It was a little hard to read at first but I got used to the way it was written. Lots of dialogue that became a bit tiresome. This would be a good story for animation I think.
1 of 1 people found the following review helpful
5.0 out of 5 stars Exciting and Fun! 24 April 2013
By Vonda Norwood - Published on Amazon.com
Format: Kindle Edition Verified Purchase
Says, Emily (Vonda's 15 yr old daughter)...

I knew Mia was going to be a fun character to read about. Anyone who has a pet lizard is fun! I'm glad this is a series. I would read this first book again, just because it was so much fun to read. I think anyone, kid or not would be happy to read this book.

Thank you,
Emily
1 of 1 people found the following review helpful
5.0 out of 5 stars Starchild: The Age of Akra 14 March 2013
By C. Bullard - Published on Amazon.com
I waited a few days after reading Starchild to post this review because I wanted to do it justice. Oftentimes with science fiction novels, the reader is bombarded with general descriptions of the author's imagined world. That is not the case with Starchild. Instead of handing the reader a laundry list of stale descriptions, or talking at the reader, Ms. Taylor picks the reader up, and gently places her squarely in the story. The reader is at once transported to Sahas, and feels very much a part of the journey to the Valley of a Thousand Thoughts.
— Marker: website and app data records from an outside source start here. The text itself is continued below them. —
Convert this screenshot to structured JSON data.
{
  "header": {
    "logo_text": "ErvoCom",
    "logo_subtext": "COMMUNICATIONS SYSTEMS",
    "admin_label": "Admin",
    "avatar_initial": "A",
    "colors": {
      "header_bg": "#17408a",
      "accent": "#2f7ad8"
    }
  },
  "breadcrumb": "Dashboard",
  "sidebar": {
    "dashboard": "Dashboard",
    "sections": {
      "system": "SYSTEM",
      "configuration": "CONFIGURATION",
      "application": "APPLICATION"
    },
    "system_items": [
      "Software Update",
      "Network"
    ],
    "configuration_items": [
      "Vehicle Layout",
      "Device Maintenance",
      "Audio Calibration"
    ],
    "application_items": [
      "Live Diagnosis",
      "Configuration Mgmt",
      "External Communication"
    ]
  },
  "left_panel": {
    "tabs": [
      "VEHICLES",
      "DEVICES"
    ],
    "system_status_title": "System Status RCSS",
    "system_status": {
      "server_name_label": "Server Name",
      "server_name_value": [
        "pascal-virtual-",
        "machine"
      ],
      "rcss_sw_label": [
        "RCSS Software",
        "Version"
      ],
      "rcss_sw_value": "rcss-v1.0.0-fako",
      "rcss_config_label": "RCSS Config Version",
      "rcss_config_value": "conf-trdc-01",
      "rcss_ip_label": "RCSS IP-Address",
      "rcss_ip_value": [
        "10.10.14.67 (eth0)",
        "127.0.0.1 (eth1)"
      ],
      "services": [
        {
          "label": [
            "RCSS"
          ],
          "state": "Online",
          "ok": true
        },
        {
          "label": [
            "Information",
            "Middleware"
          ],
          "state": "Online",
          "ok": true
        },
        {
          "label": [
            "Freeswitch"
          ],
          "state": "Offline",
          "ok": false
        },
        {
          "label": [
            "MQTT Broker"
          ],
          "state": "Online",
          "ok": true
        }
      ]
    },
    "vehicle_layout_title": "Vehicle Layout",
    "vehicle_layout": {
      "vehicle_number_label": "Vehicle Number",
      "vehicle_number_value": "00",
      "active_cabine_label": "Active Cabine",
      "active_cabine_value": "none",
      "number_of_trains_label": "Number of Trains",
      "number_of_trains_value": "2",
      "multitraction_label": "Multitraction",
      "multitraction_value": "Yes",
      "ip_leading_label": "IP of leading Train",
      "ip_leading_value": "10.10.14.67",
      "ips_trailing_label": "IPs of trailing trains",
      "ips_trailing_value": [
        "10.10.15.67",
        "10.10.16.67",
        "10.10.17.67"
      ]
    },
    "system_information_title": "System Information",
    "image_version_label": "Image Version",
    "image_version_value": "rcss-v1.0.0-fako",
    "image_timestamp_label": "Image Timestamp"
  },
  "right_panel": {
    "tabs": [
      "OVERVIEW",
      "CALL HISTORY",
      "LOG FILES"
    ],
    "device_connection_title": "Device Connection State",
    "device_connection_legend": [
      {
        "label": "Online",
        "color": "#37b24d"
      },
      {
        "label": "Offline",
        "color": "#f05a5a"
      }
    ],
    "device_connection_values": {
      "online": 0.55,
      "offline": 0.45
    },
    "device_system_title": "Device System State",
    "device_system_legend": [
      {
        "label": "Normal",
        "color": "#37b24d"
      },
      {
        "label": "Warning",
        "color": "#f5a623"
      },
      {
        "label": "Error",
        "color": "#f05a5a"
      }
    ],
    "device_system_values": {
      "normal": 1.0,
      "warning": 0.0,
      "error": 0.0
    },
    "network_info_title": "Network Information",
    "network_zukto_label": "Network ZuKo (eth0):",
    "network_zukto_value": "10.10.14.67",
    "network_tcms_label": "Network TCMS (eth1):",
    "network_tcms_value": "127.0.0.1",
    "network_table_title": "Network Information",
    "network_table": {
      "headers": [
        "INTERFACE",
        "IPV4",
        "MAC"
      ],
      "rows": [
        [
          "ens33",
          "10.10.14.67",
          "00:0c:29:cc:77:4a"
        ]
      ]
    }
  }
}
The protagonist in Starchild is a young girl, Mai, her traveling companions are her brother Long, and another boy, Akra. Masterfully told from different viewpoints, Starchild is neither a "boy" nor "girl" book, but rather an everyone book. Struggling readers will enjoy the simple truths of the characters, and more advanced readers will delight in the journey of Mai, Long, and Akra. A journey that introduces multifaceted characters, whom I hope will make an appearance in subsequent titles in The Starchild Series, because I'm already attached to them. Even the slightest of creatures was placed in Starchild with the greatest of skill, care, and thought.

Outstanding job, Ms. Taylor, and I look forward to continuing my journey through the series.